When I deliver a session, I always deliver black and white versions of some of the photos. But I won’t include them for every single photo. Want to know why? Because every photo does not work in black and white! There is a misconception that you can make any photo look good just by making it black and white but that is not the case. There are certain things that make a photo work great as a B&W image! So let me break it down for you in this blog post and show you how to choose which images to turn black and white and which to only deliver in color.
A great B&W image has contrast
If your image does not have enough contrast between the lights and darks, then it’s not going to be a good black and white conversion. And sometimes you can’t really visualize this until you actually turn the photo black-and-white so go ahead and try it and if it looks kind of dull with way too much gray and not enough black and white… move on to the next. While editing in Lightroom, sometimes you can lower the blacks and bring up the whites to fix this but some photos just don’t have the right lighting to begin with and no preset is going to change that.
For example, if there is way too much gray and deepening the shadows isn’t going to work because there just isn’t enough contrast, then move on to the next photo.
This photo works great to convert into black and white. See the deep blacks and the bright whites? That’s what you want.
Pay attention to the background
A photo that is pulled back can definitely work as a black and white, but when the background is very busy (not in color, but in contrast) then I don’t usually convert it unless it makes sense to the story and adds to the composition, rather than distracting you from what you want to be looking at. In the example below, the grass is making way too much pattern in the background as well as the tree branches, and the grass is on the same plane as the subject so it isn’t blurred out at all. Here is an example of a photo that I don’t like as a black and white:
The photo below works as a black and white image because the background is farther from the subject and is a lot lighter than the subjects so they really pop against it. Your eyes go straight to them and aren’t distracted by the background at all:
Do unwanted shadows appear when you turn your photo black and white?
Sometimes you might think that a photo will work great if you convert it to black and white, but then when you do it you notice that shadows appear on people’s faces in places that you do not want them.
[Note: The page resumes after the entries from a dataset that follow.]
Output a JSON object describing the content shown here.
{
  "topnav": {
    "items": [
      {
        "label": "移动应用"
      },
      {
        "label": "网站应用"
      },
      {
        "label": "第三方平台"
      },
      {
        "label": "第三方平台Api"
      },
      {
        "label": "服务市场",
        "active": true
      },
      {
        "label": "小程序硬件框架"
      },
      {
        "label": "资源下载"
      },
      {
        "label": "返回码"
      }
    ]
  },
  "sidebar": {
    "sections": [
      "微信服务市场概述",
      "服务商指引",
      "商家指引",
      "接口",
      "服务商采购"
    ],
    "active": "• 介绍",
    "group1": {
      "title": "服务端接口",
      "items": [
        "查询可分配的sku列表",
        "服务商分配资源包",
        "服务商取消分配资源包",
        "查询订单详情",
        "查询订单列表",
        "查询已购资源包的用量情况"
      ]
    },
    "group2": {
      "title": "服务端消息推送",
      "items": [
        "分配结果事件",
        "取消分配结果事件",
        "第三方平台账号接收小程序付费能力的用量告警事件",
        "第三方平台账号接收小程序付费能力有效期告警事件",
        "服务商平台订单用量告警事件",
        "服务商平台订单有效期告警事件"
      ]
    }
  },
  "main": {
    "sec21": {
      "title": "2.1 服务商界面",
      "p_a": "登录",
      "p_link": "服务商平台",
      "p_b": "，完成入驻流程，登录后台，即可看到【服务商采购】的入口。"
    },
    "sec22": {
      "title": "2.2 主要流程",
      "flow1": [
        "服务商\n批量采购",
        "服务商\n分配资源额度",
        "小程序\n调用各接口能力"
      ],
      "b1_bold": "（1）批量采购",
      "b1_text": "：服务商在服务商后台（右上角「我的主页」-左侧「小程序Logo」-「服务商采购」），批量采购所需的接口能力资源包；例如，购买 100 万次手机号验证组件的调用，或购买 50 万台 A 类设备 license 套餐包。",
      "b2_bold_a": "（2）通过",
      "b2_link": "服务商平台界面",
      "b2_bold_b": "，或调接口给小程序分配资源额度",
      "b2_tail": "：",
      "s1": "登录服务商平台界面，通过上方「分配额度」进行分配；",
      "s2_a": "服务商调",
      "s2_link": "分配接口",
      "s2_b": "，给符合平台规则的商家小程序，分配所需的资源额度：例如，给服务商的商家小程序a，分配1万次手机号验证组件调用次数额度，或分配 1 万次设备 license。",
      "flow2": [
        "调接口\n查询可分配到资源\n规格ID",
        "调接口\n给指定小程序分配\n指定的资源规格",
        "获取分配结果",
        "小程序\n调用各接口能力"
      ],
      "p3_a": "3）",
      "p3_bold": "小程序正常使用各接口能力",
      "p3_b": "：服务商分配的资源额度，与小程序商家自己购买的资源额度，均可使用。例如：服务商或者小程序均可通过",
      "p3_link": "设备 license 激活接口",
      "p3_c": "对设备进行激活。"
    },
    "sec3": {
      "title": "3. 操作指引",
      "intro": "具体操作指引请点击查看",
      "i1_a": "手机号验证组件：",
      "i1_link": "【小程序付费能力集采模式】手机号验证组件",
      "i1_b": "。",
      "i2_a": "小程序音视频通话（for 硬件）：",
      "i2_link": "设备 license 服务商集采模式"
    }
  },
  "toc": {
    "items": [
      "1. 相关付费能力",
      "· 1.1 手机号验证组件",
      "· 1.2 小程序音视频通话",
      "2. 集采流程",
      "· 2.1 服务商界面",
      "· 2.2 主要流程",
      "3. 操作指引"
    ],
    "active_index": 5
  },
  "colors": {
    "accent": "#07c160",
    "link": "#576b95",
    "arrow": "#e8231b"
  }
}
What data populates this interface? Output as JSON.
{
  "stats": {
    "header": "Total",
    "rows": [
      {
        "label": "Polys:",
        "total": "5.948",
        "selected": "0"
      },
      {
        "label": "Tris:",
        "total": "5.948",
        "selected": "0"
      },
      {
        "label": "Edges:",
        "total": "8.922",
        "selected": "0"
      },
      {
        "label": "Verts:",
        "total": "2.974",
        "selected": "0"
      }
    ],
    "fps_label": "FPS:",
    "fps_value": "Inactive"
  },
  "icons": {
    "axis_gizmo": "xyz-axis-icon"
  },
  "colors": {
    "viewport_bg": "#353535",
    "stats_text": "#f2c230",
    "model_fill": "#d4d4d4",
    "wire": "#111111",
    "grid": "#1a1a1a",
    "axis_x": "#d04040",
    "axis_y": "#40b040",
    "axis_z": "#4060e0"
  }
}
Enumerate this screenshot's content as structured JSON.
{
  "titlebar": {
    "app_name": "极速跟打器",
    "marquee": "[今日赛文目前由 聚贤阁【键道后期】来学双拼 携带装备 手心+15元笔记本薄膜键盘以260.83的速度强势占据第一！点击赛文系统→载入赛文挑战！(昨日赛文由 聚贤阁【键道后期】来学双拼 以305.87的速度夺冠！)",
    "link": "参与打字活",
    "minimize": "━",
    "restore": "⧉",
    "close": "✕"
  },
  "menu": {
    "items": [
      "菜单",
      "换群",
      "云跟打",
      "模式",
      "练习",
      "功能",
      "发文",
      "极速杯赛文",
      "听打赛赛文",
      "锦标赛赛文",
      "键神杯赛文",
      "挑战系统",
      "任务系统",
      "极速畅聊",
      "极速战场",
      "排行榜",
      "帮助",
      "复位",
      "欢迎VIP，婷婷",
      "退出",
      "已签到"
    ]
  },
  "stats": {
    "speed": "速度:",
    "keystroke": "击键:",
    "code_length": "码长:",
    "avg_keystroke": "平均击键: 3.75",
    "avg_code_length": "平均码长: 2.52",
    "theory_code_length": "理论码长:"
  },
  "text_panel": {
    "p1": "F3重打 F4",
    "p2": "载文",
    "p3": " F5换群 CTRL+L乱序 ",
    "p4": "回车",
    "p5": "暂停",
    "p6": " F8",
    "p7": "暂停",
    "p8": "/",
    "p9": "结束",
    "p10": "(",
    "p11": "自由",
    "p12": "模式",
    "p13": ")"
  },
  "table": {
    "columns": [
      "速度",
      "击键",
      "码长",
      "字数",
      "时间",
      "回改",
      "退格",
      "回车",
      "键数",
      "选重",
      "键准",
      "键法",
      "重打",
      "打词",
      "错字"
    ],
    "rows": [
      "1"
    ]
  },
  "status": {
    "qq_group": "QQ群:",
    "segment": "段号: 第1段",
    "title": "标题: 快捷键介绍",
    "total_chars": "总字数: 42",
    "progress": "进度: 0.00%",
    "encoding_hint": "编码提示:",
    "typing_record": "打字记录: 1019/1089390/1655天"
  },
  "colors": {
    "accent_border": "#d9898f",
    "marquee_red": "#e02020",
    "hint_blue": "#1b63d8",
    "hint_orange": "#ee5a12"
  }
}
Like under the eyes, for instance.
If you do notice that, you can attempt to brighten it up with a radial filter/mask but most of the time it’s best to just leave it in color. When I’m working in Lightroom, I will hover over my black and white presets to see what the photo would look like and if I don’t like it, I will only deliver it in color.
Here is an example where the subjects are evenly lit and no shadows are ruining the image when it’s converted to B&W:
It’s all about the moment!
Is there a really amazing moment that is highlighted even more once you turn the photo black and white? When you strip a photo of color it really makes you zero in on the moment without any distractions. You notice the emotion so much more.
Are there noticeable compositional elements?
If a photo has strong leading lines, shapes, symmetry, etc then converting it to black and white will really help to make those elements stand out. When you take away the color, it sends your eyes directly to those lines.
So let’s recap! What makes an amazing black and white image?
- Good contrast between the blacks and the whites
- A background that isn’t too busy or distracting (unless it adds to the story)
- The shadows work for you and not against you
- A moment full of emotion which is made even more apparent when the color is gone
- Compositional elements that draw your eye, like leading lines or shapes
Looking for more black and white photo inspiration?
I created a Pinterest board full of amazing black and white images of all kinds to help inspire you to create some beautiful art of your own.
Looking for a great black and white preset?
My Inner Light Lightroom Presets bundle includes two black and white options. One is a bit brighter black and white and the other is moodier. I find that these are the only two black and white presets that I ever need and I rarely need to tweak them. If anything, I’ll adjust the shadows or highlights as needed.